Go through the data below line by line and count those containing the word "output". Reply with the count only.

-=-=-

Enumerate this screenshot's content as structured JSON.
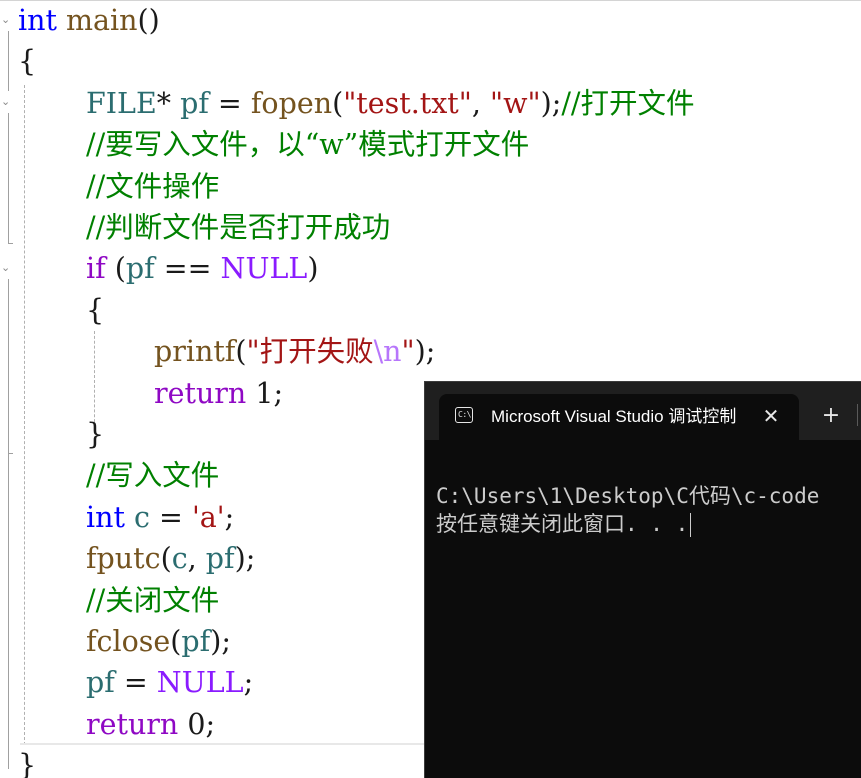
{
  "editor": {
    "lines": [
      [
        {
          "t": "int",
          "c": "kw"
        },
        {
          "t": " ",
          "c": "plain"
        },
        {
          "t": "main",
          "c": "fn"
        },
        {
          "t": "()",
          "c": "plain"
        }
      ],
      [
        {
          "t": "{",
          "c": "plain"
        }
      ],
      [
        {
          "t": "FILE",
          "c": "type-teal"
        },
        {
          "t": "* ",
          "c": "plain"
        },
        {
          "t": "pf",
          "c": "type-teal"
        },
        {
          "t": " = ",
          "c": "plain"
        },
        {
          "t": "fopen",
          "c": "fn"
        },
        {
          "t": "(",
          "c": "plain"
        },
        {
          "t": "\"test.txt\"",
          "c": "str"
        },
        {
          "t": ", ",
          "c": "plain"
        },
        {
          "t": "\"w\"",
          "c": "str"
        },
        {
          "t": ");",
          "c": "plain"
        },
        {
          "t": "//打开文件",
          "c": "cmt"
        }
      ],
      [
        {
          "t": "//要写入文件，以“w”模式打开文件",
          "c": "cmt"
        }
      ],
      [
        {
          "t": "//文件操作",
          "c": "cmt"
        }
      ],
      [
        {
          "t": "//判断文件是否打开成功",
          "c": "cmt"
        }
      ],
      [
        {
          "t": "if",
          "c": "kw-purple"
        },
        {
          "t": " (",
          "c": "plain"
        },
        {
          "t": "pf",
          "c": "type-teal"
        },
        {
          "t": " == ",
          "c": "plain"
        },
        {
          "t": "NULL",
          "c": "macro"
        },
        {
          "t": ")",
          "c": "plain"
        }
      ],
      [
        {
          "t": "{",
          "c": "plain"
        }
      ],
      [
        {
          "t": "printf",
          "c": "fn"
        },
        {
          "t": "(",
          "c": "plain"
        },
        {
          "t": "\"打开失败",
          "c": "str"
        },
        {
          "t": "\\n",
          "c": "esc"
        },
        {
          "t": "\"",
          "c": "str"
        },
        {
          "t": ");",
          "c": "plain"
        }
      ],
      [
        {
          "t": "return",
          "c": "kw-purple"
        },
        {
          "t": " 1;",
          "c": "plain"
        }
      ],
      [
        {
          "t": "}",
          "c": "plain"
        }
      ],
      [
        {
          "t": "//写入文件",
          "c": "cmt"
        }
      ],
      [
        {
          "t": "int",
          "c": "kw"
        },
        {
          "t": " ",
          "c": "plain"
        },
        {
          "t": "c",
          "c": "type-teal"
        },
        {
          "t": " = ",
          "c": "plain"
        },
        {
          "t": "'a'",
          "c": "str"
        },
        {
          "t": ";",
          "c": "plain"
        }
      ],
      [
        {
          "t": "fputc",
          "c": "fn"
        },
        {
          "t": "(",
          "c": "plain"
        },
        {
          "t": "c",
          "c": "type-teal"
        },
        {
          "t": ", ",
          "c": "plain"
        },
        {
          "t": "pf",
          "c": "type-teal"
        },
        {
          "t": ");",
          "c": "plain"
        }
      ],
      [
        {
          "t": "//关闭文件",
          "c": "cmt"
        }
      ],
      [
        {
          "t": "fclose",
          "c": "fn"
        },
        {
          "t": "(",
          "c": "plain"
        },
        {
          "t": "pf",
          "c": "type-teal"
        },
        {
          "t": ");",
          "c": "plain"
        }
      ],
      [
        {
          "t": "pf",
          "c": "type-teal"
        },
        {
          "t": " = ",
          "c": "plain"
        },
        {
          "t": "NULL",
          "c": "macro"
        },
        {
          "t": ";",
          "c": "plain"
        }
      ],
      [
        {
          "t": "return",
          "c": "kw-purple"
        },
        {
          "t": " 0;",
          "c": "plain"
        }
      ],
      [
        {
          "t": "}",
          "c": "plain"
        }
      ]
    ]
  },
  "console": {
    "tab_title": "Microsoft Visual Studio 调试控制台",
    "tab_icon_glyph": "C:\\",
    "close_glyph": "✕",
    "new_tab_glyph": "+",
    "output": [
      "C:\\Users\\1\\Desktop\\C代码\\c-code",
      "按任意键关闭此窗口. . ."
    ]
  },
  "colors": {
    "keyword_blue": "#0000ff",
    "keyword_purple": "#8f08c4",
    "identifier_teal": "#2b6d70",
    "function_brown": "#74531f",
    "string_red": "#a31515",
    "comment_green": "#008000",
    "macro_violet": "#8a1bff",
    "console_bg": "#0c0c0c",
    "console_titlebar": "#1f1f1f"
  }
}
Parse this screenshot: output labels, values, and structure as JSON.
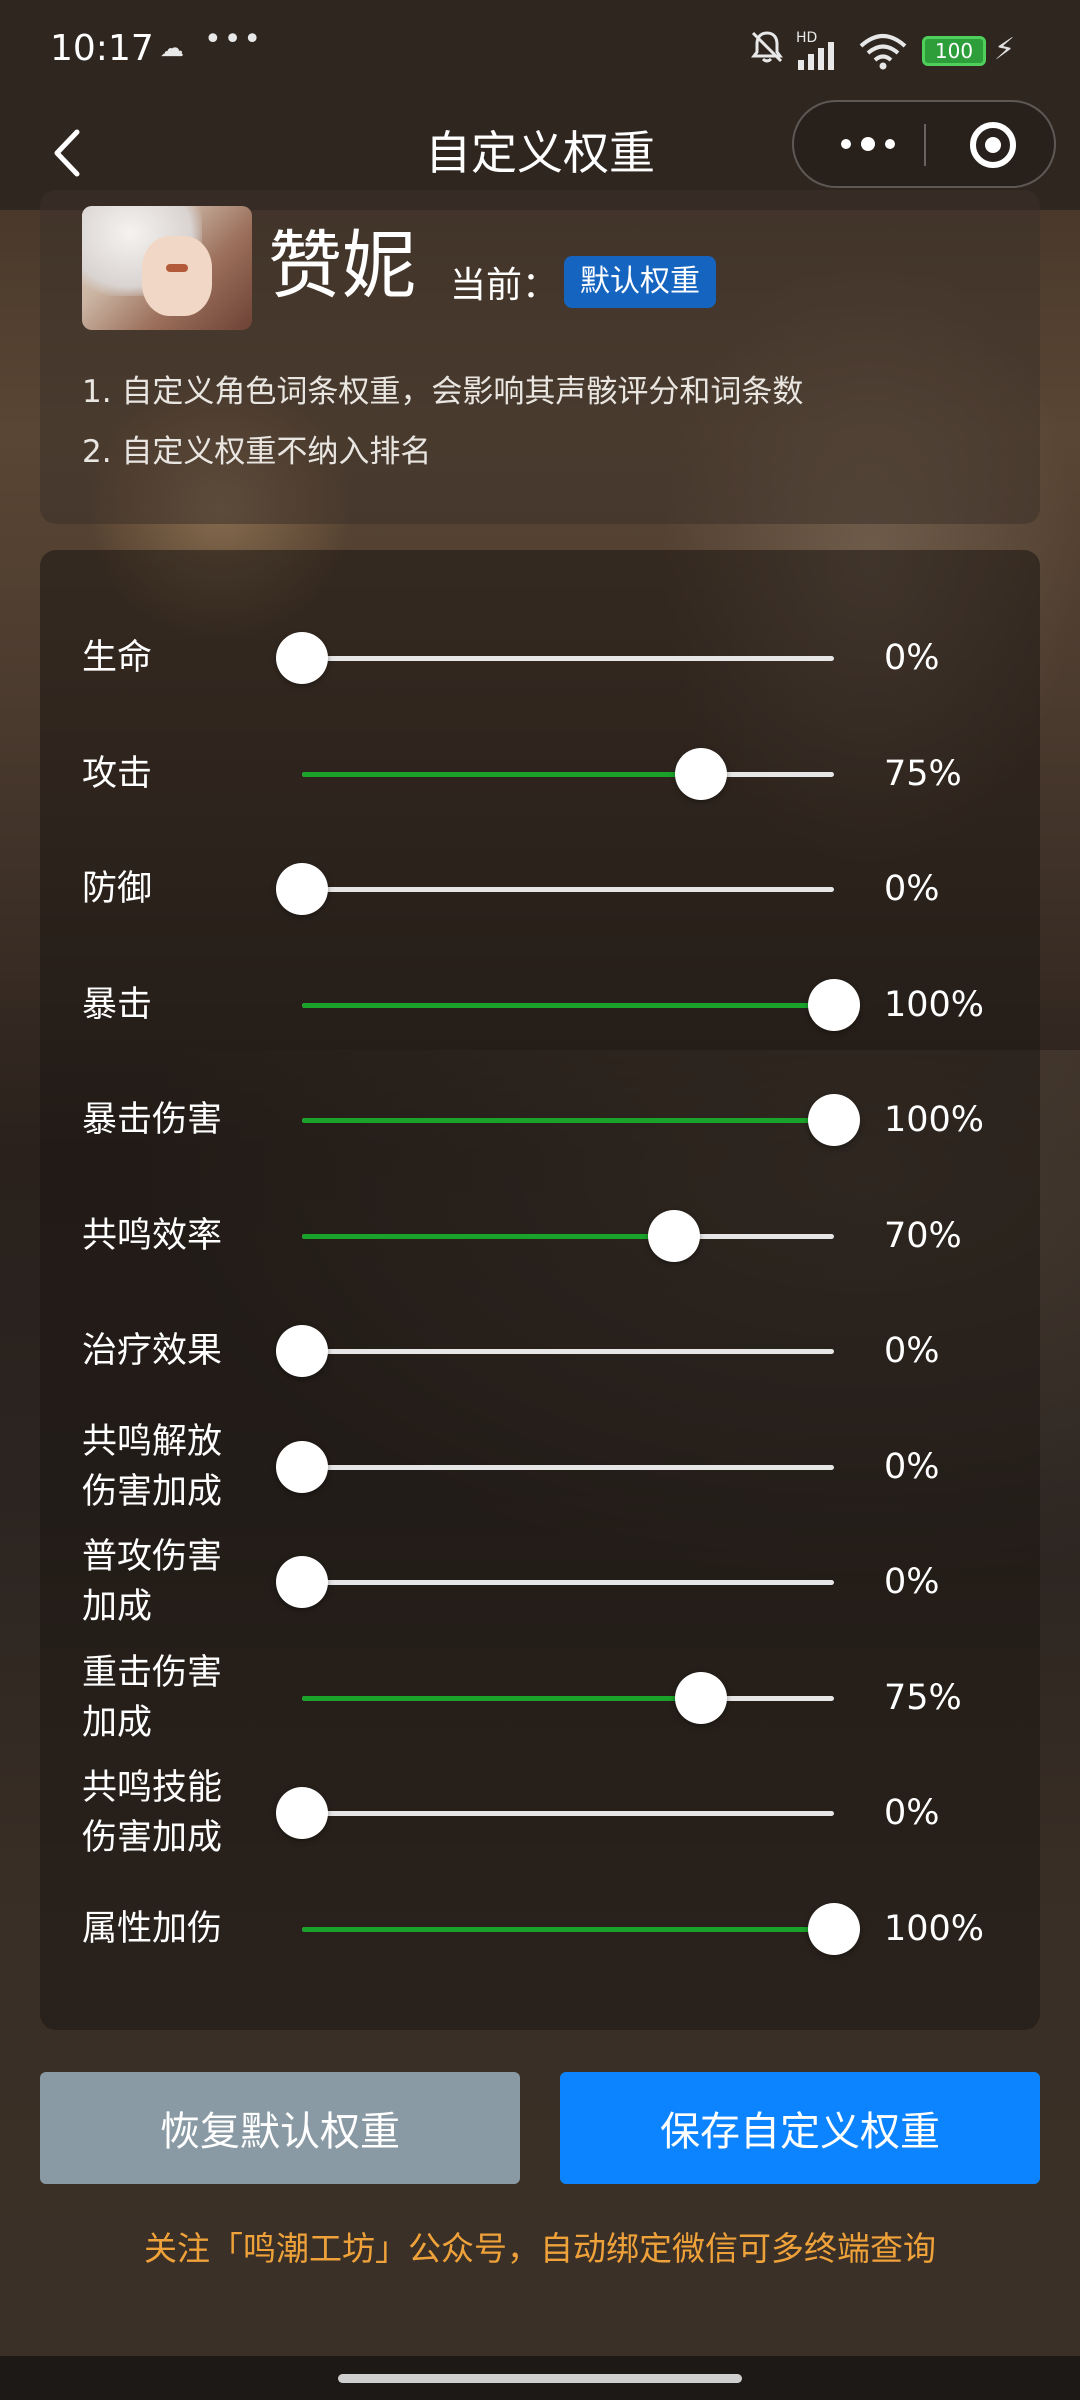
{
  "status_bar": {
    "time": "10:17",
    "battery": "100",
    "icons": [
      "cloud-icon",
      "more-icon",
      "silent-bell-icon",
      "signal-icon",
      "wifi-icon",
      "battery-icon",
      "charging-icon"
    ],
    "hd_label": "HD"
  },
  "nav": {
    "title": "自定义权重",
    "back_icon": "chevron-left-icon"
  },
  "header": {
    "character_name": "赞妮",
    "current_label": "当前：",
    "weight_badge": "默认权重",
    "notes": [
      "1. 自定义角色词条权重，会影响其声骸评分和词条数",
      "2. 自定义权重不纳入排名"
    ]
  },
  "sliders": [
    {
      "label": "生命",
      "value": 0,
      "display": "0%"
    },
    {
      "label": "攻击",
      "value": 75,
      "display": "75%"
    },
    {
      "label": "防御",
      "value": 0,
      "display": "0%"
    },
    {
      "label": "暴击",
      "value": 100,
      "display": "100%"
    },
    {
      "label": "暴击伤害",
      "value": 100,
      "display": "100%"
    },
    {
      "label": "共鸣效率",
      "value": 70,
      "display": "70%"
    },
    {
      "label": "治疗效果",
      "value": 0,
      "display": "0%"
    },
    {
      "label": "共鸣解放\n伤害加成",
      "value": 0,
      "display": "0%"
    },
    {
      "label": "普攻伤害\n加成",
      "value": 0,
      "display": "0%"
    },
    {
      "label": "重击伤害\n加成",
      "value": 75,
      "display": "75%"
    },
    {
      "label": "共鸣技能\n伤害加成",
      "value": 0,
      "display": "0%"
    },
    {
      "label": "属性加伤",
      "value": 100,
      "display": "100%"
    }
  ],
  "buttons": {
    "reset": "恢复默认权重",
    "save": "保存自定义权重"
  },
  "footer_tip": "关注「鸣潮工坊」公众号，自动绑定微信可多终端查询",
  "colors": {
    "accent": "#0d84ff",
    "slider_fill": "#1aa32a",
    "badge": "#1565c0",
    "tip": "#f0a23a",
    "reset_button": "#8a9aa4"
  }
}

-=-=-

TASK SOLUTION - 2